Diagnosing preeclampsia has been historically difficult, as there have been no certain methods developed for determining preeclampsia risk, presence, or severity.1 Risk factors of preeclampsia include high blood pressure, diabetes, or obesity before pregnancy, prior preeclampsia, and multiple gestation.
Symptoms include swollen hands, swollen feet, headache, nausea, fatigue, blurry vision, and rapid weight gain. Many patients associate these symptoms with pregnancy and are unaware they are caused by preeclampsia.
The risk of preeclampsia is 60% higher in Black women, kidney problems are 3 times more likely, and the risk of failed pregnancy is increased. Investigators have predicted these disparities may be caused by social, cultural, and biological issues, but are uncertain.
The new blood test measures the 2 proteins put out by the placenta to determine preeclampsia presence.
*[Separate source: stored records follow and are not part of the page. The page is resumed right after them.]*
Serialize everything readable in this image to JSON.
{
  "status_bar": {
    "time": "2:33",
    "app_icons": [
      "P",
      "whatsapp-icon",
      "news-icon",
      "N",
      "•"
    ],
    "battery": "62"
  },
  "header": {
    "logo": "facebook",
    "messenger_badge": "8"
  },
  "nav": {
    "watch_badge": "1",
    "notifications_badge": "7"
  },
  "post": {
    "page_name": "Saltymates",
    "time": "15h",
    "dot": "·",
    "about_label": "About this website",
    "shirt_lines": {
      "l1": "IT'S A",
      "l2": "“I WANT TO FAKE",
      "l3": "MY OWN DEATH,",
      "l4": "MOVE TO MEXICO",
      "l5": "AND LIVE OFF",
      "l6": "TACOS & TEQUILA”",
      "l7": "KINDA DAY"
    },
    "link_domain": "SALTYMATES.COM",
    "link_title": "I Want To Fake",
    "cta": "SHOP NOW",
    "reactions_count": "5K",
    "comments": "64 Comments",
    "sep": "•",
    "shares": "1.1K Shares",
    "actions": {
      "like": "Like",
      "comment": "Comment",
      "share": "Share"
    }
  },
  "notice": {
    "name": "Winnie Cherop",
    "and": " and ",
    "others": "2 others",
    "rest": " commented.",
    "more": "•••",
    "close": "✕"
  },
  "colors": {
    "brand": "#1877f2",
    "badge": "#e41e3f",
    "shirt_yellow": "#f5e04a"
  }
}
A normal ratio between the 2 proteins indicates a patient does not have preeclampsia, while a disproportionate ratio indicates increased preeclampsia risk, with a direct correlation between the disproportion and risk.
This blood test was developed by Thermo Fisher Scientific and granted approval by the FDA in May 2023.2 It was designed for use in pregnant patients in the hospital with blood pressure disorders.
Delivery is the primary cure for preeclampsia, leading doctors to keep patients at risk of severe preeclampsia in the hospital. As an estimated 6 in 10 deaths from preeclampsia are preventable, the ability to measure severe preeclampsia risk could be lifesaving in many patients.